The Guard

The Truth On Board

Transport Month closed with a prayer

By Emily Setona

HARRISMITH – This year’s annual October Transport Month closed off with an interdenominational prayer on the N3 Road last Friday, amid concerns that the death toll on the roads is statistically ‘frightening’ and one death is one too many.

During the month of October, the department of police, roads and transport in the Free State embarked on a rigorous campaign to educate motorists about the importance of observing road safety rules before the festive season picks up.

Key stakeholders came together to close off the transport month with an interdenominational prayer event at the Balmoral Shell Ultra City in Harrismith. The department of Transport, the Road Traffic Management Corporation (RTMC), the Road Traffic Infringement Agency (RTIA), South African Breweries (SAB) and other stakeholders gave a message of support to motorists and the government officials who have to protect members of the public on the roads this festive season.

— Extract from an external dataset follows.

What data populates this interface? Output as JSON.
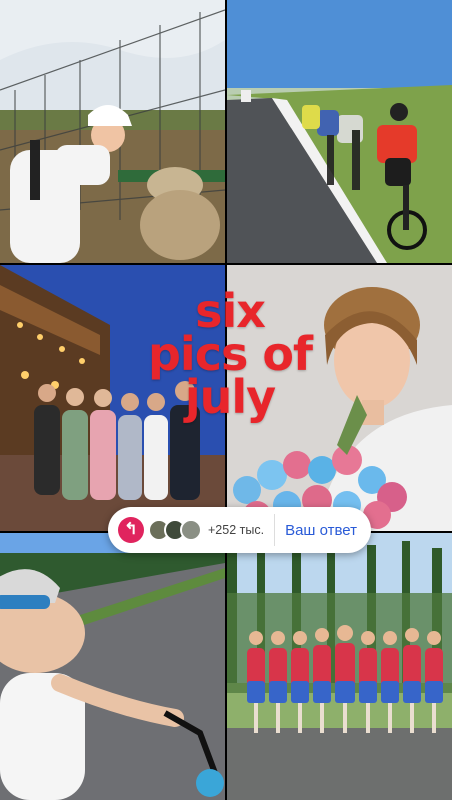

The head of communication of RTIA, Fakadzi Malindzisa, informed those in attendance about AARTO – an acronym for Administrative Adjudication of Road Traffic Offences – which is guided by an act of Parliament (ACT No. 46 of 1998) and is currently being implemented on a pilot basis in the Johannesburg and Tshwane Metropolitan areas.

“The RTIA is responsible for coordinating the implementation of AARTO throughout the country, that is why we are here in the Free State this month to make motorists aware,” Malindzisa said.

With statistics showing that the death toll on South African roads is 3 500 deaths every 24 hours, Thabang Mashia of SAB said: “We at SAB are aware that motorists have adopted a culture of ‘one for the road’ and in response to this we say none for the road.”

SAB has decided to promote the consumption of non-alcoholic beverages or alcoholic beverages with a lower percentage of alcohol.

With the festive season around the corner, pastors from different denominations preached to the audience the seven words of caution on road safety: vehicle fitness; overloading; safety Belt; pedestrian safety; speeding; fatigue; and drunk driving.  

The acting head of department of police, roads and transport Mosa Tlali spoke on behalf of MEC William Bulwane who couldn’t make it to the event due to other commitments. “All the pastors who spoke at this event had powerful words to share and perhaps it is in inviting them here with God in our midst that this war against this high toll of road accidents can be defeated. I am truly humbled and honoured to be part of this event.”